The introduction of this concept was occasioned by the publication of S. G. Nechaev’s article “The Basic Principles of the Future Society” (1870). In this “future,” cut to Nechaev’s specifications, the ruling principle is to “produce as much as possible for society and to use as little as possible”; labor is obligatory on pain of death, and the discipline of the rod prevails. “What a fine model of barracks communism! Everything is here: common dining halls and sleeping quarters, price-fixers, and offices supervising education, production, and consumption, in a word, all social activity, and at the head of everything, as the supreme leader, stands, nameless and unknown, ‘our committee’” (K. Marx and F. Engels, Soch, 2nd ed., vol. 18, p. 414). The founders of scientific communism described the methods proposed for achieving this “barracks paradise” as an apologia for treachery, lies, intimidation, and force—as bourgeois immorality carried to an extreme.

This ruthless criticism of “barracks communism” and of Nechaev’s views reflects the profound humanistic essence of Marxism. From his earliest works Marx opposed “crude and thoughtless communism,” which for the sake of illusory rejection of private property negates the personality of man. “The thought of every piece of private property as such,” wrote Marx, “is at least turned against wealthier private property in the form of envy and the urge to reduce things to a common level…. Crude communism is simply the culmination of this envy and of this leveling-down proceeding from the preconceived minimum. It has a definite, limited yardstick.

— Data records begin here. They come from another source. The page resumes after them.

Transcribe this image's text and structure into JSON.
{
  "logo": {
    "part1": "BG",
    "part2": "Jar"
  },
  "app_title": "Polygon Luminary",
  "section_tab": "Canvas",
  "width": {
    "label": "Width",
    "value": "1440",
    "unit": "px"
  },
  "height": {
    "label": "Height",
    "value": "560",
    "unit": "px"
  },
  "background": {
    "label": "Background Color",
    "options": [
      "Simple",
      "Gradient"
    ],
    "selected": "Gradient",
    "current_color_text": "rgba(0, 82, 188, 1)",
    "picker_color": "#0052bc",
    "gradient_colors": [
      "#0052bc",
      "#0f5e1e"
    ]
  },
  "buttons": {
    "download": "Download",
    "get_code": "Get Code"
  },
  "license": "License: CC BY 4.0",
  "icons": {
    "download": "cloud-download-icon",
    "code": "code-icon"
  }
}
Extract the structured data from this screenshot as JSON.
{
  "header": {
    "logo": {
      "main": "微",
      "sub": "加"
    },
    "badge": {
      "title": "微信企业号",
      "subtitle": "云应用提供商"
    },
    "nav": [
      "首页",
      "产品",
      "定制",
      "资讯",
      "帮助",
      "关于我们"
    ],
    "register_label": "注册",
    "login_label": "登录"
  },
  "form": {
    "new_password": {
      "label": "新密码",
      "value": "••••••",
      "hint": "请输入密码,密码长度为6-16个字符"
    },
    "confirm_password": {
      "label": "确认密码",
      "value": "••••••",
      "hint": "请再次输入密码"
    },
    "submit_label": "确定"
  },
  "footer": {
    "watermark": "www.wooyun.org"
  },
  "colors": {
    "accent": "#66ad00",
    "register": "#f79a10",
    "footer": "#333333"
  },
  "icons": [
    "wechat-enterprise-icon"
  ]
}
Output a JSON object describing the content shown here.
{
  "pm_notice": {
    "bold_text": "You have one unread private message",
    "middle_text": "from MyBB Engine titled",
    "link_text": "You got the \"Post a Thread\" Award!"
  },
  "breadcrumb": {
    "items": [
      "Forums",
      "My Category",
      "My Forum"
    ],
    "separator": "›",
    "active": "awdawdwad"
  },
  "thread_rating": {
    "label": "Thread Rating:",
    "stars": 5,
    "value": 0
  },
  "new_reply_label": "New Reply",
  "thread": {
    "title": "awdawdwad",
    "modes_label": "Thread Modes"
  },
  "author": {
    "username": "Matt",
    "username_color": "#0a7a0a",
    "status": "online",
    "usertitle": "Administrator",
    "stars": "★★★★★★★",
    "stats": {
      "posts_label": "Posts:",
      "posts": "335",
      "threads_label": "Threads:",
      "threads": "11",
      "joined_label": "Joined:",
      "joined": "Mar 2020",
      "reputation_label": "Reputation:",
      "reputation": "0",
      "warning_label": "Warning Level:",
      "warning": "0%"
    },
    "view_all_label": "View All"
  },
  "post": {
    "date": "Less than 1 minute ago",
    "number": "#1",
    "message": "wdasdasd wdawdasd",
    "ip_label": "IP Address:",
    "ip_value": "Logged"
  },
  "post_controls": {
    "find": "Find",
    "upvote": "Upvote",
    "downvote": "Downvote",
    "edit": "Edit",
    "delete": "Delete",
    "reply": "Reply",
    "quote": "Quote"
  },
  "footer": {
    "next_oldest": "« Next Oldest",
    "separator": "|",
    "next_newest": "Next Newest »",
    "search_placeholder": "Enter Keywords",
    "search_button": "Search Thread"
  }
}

That such an annulment of private property by no means represents the real assimilation of it is in fact proved by the abstract negation of the entire world of culture and civilization, by the regression to the unnatural simplicity of the poor and crude man who has few needs and who has not only failed to go beyond private property, but has not even reached it” (K. Marx and F. Engels, Iz rannikh proizve-denii 1956, pp. 586-87).

This subtle and profound analysis of the roots of “barracks communism,” with its leveling aspirations, has not lost its relevance to this day. Marxism-Leninism links the appearance of such tendencies to certain social and political phenomena, primarily the backwardness, underdevelopment, and petit bourgeois character of a social milieu shaped by centuries of exploitation, humiliation, subjugation, and arbitrary power, a milieu that may survive for a while even after the socialist revolution. The pressure of such an environment and the penetration of its attitudes and prejudices into the psychology of political leaders and into the ideology of political organizations create an opportunity for the rise of various manifestations of “barracks communism” in both theory and practice. An example of this may be seen in the theories and aspirations of certain ideologists in China from the late 1950’s to the 1970’s. In these theories patriarchal, petit bourgeois, and preproletarian perversions of communism were interwoven in a unique and grotesque manner.

The concept “barracks communism” stands in irreconcilable contradiction to the objective developmental tendencies in socialist society, and it is categorically refuted by the theory of scientific communism. Marxist-Leninist parties resolutely struggle against any manifestation of “barracks communism,” both in the theory and the practice of socialist construction.

A. E. BOVIN